Publication Type:

Journal Article


Gondwana Research, Elsevier on behalf of International Association for Gondwana Research, Amsterdam and Kochi, International, Volume 12, Number 4, p.566-570 (2007)




British Columbia, calcite, Canada, Carbonates, clastic rocks, clastic sediments, depositional environment, fractures, mud, mudstone, paleoenvironment, Paleoproterozoic, Precambrian, proterozoic, reconstruction, rheology, Sedimentary rocks, sedimentary structures, sedimentation, sediments, textures, tomography, upper Precambrian, Western Canada, X-ray data


X-ray computed tomographic studies of relatively pure Paleoproterozoic limestones from the George Formation, Muskwa Assemblage, northern British Columbia, Canada indicate that molar-tooth structures developed along linked fractures in gel-like semi-plastic carbonate mud, with a high organic content. Where pore fluid and/or gas pressures matched confining loads, MT blobs developed. Where pressure exceeded loads, cracks propagated into adjacent semi-elastic sediment and were rapidly filled by clusters of uniform, equant, microcrystalline carbonate. Where abundant carbonate was not precipitated, incipient cracks and sheets collapsed leaving residual trains of microcrystalline carbonate with similar density to the molar-tooth carbonate. Tomographic studies show that the density of calcite domains within petrographically uniform sheets of MT void-filling calcite is uneven, suggesting that precipitation was not instantaneous, but was propagated from discrete centres. It is here suggested that carbonate production and sediment rheology were both strongly influenced by organic matter. During early sea-floor diagenesis microcrystalline carbonate precipitated within organic-rich sediment with high water content, possibly within decomposing mats of microbial extracellular polymeric substances (EPS). When pore pressures in the host sediment increased in response to cyclic loading by long-period waves, pore fluids containing EPS were injected into newly created fractures, allowing rapid precipitation of molar-tooth carbonate. Because tomographic studies allow detailed resolution of minor density differences, they provide a useful method of evaluating structures in relatively uniform carbonate rocks of any age. Abstract Copyright (2007) Elsevier, B.V.

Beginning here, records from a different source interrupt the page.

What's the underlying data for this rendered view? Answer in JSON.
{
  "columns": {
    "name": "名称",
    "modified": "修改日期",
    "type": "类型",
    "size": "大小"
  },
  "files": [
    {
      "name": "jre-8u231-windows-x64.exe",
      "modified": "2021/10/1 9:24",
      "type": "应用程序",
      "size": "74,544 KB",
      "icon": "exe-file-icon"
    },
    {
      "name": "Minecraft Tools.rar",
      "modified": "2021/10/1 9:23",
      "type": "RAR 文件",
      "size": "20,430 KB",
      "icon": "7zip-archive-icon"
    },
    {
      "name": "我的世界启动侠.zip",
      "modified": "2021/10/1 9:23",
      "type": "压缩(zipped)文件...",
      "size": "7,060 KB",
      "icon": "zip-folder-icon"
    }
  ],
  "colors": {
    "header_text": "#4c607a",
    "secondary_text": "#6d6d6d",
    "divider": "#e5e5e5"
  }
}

GeoRef, Copyright 2018, American Geological Institute.<br/>2008-035952<br/>George Formation<br/>Muskwa Formation